"In a repeat of the 2018 cycle,
former New York City mayor Michael Bloomberg is the second most
generous donor. He's given $107 million to Democratic committees in
addition to his billion-dollar self-funding effort in the presidential
race. Bloomberg sent $30 million to his flagship super PAC,
Independence USA. In the final week of the election, Bloomberg
announced he'd spend another $15 million to boost Biden in Texas and
The Center continues, "Other deep-pocketed
donors have worked their way into the top 10 for the first time.
Wyoming investor Timothy Mellon gave $65 million to GOP committees in
2020 after giving $10 million in the 2018 cycle. Republican donor
Jeffrey Yass gave $25 million, up from less than $8 million last cycle."
The Center also breaks down the donations by economic sectors
writing, "Several industries have flipped over to the Democrats' side
under Trump's presidency, including the well-funded miscellaneous
finance and securities and investment industries. Real estate is one of
the few major industries to stay in the Republicans' corner during the
Trump era, giving slightly more to GOP committees than Democrats.
"Given their overall fundraising advantage, it's not
surprising that Democrats have gotten more from powerful industries.
While Biden's campaign is partly powered by small donors, it's also
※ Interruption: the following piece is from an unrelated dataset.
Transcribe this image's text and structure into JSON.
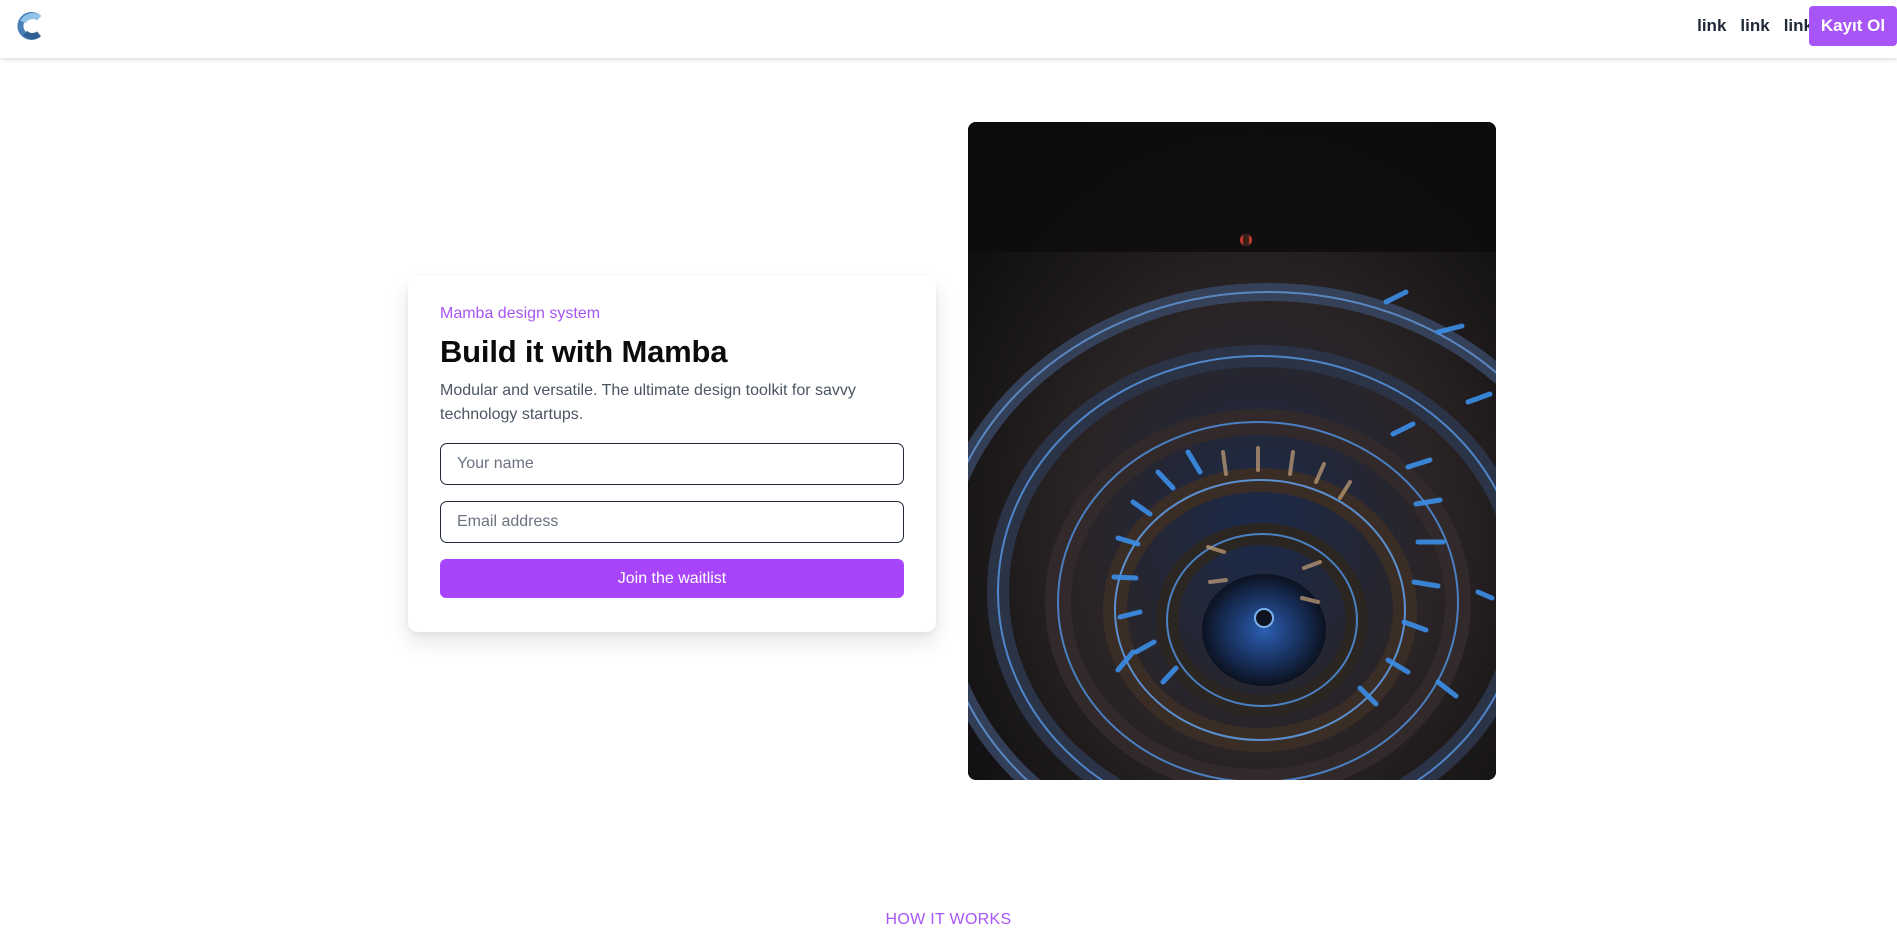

boosted by Wall Street donors. The securities and investment industry
has given $74 million to Biden's campaign and allied super PACs,
compared to $18 million for Trump's re-election effort.
interests have given nearly $4.6 billion, up from $3.4 billion
throughout the entire 2016 election cycle. Labour, meanwhile, has seen
its giving power decline. Through mid-October, labour groups donated
$175 million, accounting for a tiny fraction of campaign money."
Georgia Run-Off Senate Elections
the window of time since the November election to the January 5 run-off
for the two Georgia Senate seats, spending on advertising alone by the
Republican incumbents and Democratic challengers totalled $486 million
with the bulk ($458 million) going to TV ads. The Democrats outspent
the Republicans marginally $249 million to $237 million.
to Ad Impact, most of the half billion dollars came from the two
national parties and "outside groups such as super PACs to run ads."
From the Center for Responsive Politics Website: “Super PACs
are a relatively new type of committee that arose following the July
2010 federal court decision in a case known as SpeechNow.org v. Federal
known as independent expenditure-only committees, super PACs may raise
unlimited sums of money from corporations, unions, associations and
individuals, then spend unlimited sums to overtly advocate for or
against political candidates. Unlike traditional PACs, super PACs are
prohibited from donating money directly to political candidates, and
their spending must not be coordinated with that of the candidates they
benefit. Super PACs are required to report their donors to the Federal
Election Commission on a monthly or semiannual basis -- the super PAC's
choice -- in off-years, and monthly in the year of an
This article was published in
51 Number 2 - January 10, 2021
Indictment of U.S. Democracy